EXERCISE DATA Start Marker
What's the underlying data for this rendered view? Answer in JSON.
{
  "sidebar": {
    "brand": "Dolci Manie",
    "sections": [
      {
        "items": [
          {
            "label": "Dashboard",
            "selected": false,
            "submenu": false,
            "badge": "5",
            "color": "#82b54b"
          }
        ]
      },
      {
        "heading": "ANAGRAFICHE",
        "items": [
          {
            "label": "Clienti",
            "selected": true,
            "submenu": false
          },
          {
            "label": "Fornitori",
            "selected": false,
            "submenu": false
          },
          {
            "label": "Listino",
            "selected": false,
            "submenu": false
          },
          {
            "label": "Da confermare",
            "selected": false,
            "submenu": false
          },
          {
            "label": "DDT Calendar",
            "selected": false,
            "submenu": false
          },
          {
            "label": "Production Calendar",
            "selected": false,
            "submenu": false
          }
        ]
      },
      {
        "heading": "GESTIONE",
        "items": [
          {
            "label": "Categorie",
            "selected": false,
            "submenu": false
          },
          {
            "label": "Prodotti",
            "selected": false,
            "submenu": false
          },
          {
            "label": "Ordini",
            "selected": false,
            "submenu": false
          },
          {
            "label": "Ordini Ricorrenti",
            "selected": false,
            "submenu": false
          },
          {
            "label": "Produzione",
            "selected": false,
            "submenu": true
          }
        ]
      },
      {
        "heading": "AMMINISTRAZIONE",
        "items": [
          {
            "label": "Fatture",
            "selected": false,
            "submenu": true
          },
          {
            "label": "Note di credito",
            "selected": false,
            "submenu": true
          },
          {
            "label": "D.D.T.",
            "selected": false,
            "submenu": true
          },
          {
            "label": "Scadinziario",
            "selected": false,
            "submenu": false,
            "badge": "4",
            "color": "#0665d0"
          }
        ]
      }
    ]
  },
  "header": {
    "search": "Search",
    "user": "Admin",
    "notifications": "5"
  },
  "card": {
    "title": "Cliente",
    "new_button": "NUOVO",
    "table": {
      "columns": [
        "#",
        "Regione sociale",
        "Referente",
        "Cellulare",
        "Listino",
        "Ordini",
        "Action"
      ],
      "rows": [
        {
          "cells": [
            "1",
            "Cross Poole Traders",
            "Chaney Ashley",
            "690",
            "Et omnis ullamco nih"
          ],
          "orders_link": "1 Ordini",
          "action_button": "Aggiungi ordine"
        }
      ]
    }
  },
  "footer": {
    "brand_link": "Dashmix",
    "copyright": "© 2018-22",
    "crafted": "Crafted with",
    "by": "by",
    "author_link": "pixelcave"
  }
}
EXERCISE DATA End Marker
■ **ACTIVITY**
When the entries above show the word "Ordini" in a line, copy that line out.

■ **ANSWER SECTION**
            "label": "Ordini",
            "label": "Ordini Ricorrenti",
        "Ordini",
          "orders_link": "1 Ordini",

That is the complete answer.